● **TRY IT**
Lift out each line of the data that holds "this".

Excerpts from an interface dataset
+-------+

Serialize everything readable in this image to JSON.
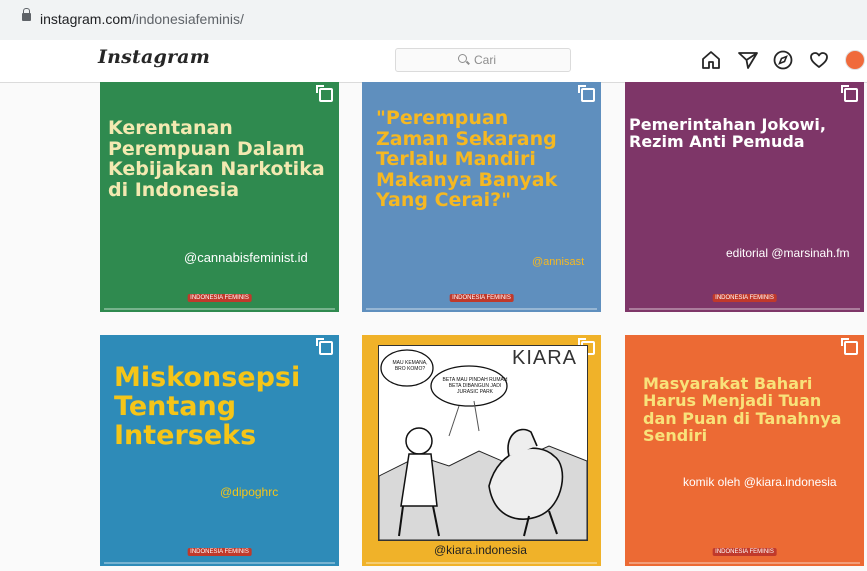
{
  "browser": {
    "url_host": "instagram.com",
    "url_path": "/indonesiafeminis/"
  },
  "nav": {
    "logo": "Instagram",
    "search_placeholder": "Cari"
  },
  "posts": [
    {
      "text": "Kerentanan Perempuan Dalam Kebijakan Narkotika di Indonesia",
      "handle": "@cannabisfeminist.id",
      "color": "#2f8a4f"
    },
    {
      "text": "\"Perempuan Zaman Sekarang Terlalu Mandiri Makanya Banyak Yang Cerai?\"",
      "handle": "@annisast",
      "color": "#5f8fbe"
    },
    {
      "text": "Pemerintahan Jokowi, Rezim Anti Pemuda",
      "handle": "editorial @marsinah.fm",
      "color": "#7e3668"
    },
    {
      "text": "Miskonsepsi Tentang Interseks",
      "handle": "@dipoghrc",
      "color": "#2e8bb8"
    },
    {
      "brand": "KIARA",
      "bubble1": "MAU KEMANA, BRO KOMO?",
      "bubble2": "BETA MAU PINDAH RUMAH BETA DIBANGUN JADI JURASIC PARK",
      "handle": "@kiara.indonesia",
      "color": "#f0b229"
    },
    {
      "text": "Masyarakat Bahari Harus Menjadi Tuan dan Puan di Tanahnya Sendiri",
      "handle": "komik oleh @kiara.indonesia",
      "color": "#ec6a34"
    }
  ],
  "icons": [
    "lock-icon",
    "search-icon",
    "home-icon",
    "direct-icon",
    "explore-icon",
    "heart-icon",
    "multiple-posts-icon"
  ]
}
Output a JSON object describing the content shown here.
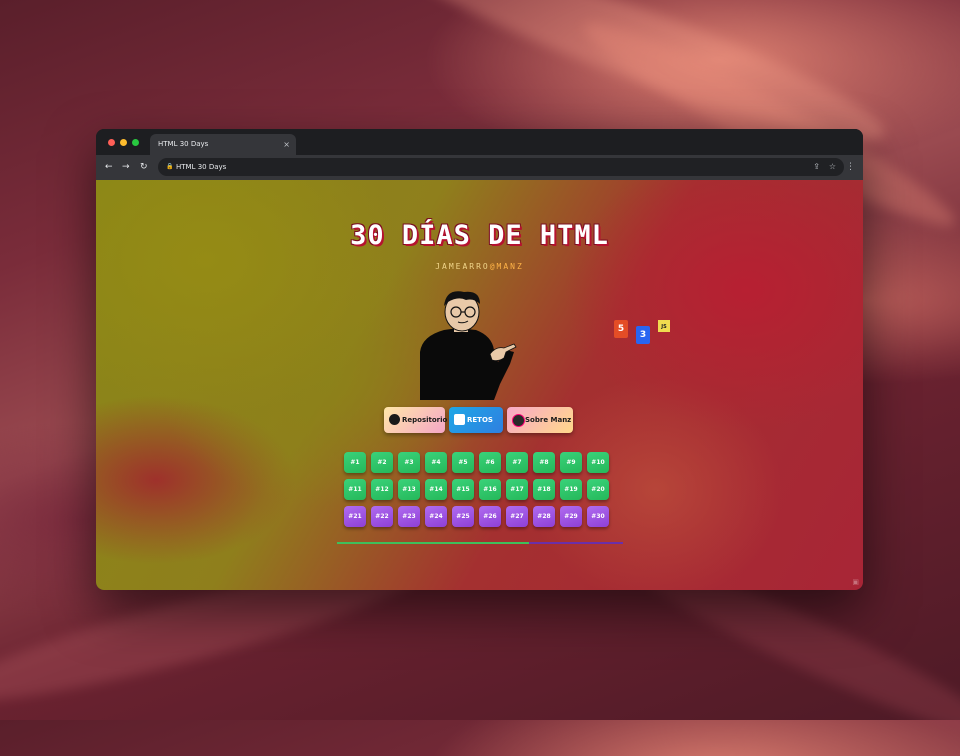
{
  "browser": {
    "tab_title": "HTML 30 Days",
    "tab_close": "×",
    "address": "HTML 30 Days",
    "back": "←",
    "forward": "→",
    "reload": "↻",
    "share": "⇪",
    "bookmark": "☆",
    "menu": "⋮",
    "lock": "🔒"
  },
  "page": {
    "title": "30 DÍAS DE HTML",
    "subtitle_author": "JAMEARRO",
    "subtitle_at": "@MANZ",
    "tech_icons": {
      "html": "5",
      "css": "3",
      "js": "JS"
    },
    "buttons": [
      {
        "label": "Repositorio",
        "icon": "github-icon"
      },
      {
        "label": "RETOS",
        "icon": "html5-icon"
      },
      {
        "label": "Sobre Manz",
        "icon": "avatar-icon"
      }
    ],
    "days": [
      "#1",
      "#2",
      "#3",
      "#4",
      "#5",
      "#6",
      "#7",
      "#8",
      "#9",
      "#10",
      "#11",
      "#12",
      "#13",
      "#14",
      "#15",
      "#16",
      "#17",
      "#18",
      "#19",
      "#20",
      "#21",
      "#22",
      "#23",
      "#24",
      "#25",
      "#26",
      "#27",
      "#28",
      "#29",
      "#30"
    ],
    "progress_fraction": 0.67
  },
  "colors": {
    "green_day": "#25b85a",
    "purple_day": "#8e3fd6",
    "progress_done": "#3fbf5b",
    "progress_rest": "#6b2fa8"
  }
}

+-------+

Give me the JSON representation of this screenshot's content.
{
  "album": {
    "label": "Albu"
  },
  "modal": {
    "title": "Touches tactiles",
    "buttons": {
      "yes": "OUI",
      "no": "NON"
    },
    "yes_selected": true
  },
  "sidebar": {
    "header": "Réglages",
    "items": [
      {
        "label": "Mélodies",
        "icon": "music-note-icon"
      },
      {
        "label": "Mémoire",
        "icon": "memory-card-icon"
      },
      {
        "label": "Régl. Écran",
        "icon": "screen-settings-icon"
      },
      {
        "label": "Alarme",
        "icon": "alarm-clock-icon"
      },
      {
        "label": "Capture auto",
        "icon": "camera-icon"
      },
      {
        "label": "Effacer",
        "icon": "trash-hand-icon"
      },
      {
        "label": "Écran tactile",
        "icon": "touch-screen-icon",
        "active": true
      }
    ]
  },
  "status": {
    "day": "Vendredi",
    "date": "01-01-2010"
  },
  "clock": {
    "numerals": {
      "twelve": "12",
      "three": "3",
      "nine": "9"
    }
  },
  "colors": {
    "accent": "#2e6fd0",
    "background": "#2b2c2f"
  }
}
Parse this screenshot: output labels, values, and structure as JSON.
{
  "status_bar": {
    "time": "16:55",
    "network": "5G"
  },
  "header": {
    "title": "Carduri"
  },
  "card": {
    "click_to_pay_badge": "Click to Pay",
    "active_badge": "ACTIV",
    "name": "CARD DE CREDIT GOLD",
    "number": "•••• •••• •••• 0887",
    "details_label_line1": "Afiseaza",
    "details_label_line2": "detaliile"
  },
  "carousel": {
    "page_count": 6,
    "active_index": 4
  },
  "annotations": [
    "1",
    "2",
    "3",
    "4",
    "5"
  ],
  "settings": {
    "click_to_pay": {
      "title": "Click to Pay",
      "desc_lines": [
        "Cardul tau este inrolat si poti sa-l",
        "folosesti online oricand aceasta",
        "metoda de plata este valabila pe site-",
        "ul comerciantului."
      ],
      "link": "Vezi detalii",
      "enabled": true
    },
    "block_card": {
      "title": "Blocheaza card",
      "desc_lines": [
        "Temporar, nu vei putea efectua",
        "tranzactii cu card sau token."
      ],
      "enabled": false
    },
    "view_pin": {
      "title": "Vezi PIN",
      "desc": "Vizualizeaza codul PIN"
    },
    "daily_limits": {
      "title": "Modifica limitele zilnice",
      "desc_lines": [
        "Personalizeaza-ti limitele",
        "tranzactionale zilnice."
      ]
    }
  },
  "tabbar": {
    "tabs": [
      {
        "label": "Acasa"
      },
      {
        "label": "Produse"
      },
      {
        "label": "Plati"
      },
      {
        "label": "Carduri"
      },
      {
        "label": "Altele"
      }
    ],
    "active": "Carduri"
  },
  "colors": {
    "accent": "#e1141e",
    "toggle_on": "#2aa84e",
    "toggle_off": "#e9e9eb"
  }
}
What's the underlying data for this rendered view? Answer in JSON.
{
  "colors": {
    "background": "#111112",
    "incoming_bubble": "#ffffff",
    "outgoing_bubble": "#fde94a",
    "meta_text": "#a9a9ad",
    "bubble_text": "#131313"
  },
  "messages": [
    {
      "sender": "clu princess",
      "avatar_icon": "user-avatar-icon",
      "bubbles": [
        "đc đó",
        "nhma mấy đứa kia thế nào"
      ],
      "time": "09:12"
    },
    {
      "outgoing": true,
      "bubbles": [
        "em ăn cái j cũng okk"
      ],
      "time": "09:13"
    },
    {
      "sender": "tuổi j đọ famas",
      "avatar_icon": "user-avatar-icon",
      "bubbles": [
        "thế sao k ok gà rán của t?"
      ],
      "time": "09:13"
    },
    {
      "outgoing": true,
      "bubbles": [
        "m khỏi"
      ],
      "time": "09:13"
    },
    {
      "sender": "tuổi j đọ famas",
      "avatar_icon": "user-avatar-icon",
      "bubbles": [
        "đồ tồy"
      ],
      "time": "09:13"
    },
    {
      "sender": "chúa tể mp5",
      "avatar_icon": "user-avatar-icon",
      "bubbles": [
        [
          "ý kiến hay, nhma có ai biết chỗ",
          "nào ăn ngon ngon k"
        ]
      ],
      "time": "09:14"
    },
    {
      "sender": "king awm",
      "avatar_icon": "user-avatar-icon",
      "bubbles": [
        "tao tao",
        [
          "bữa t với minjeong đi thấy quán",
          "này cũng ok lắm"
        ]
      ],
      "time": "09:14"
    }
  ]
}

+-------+

● **ANSWER SECTION**
Serialize everything readable in this image to JSON.
Give me the JSON representation of this screenshot's content.
Parse this screenshot: output labels, values, and structure as JSON.
What's the underlying data for this rendered view? Answer in JSON.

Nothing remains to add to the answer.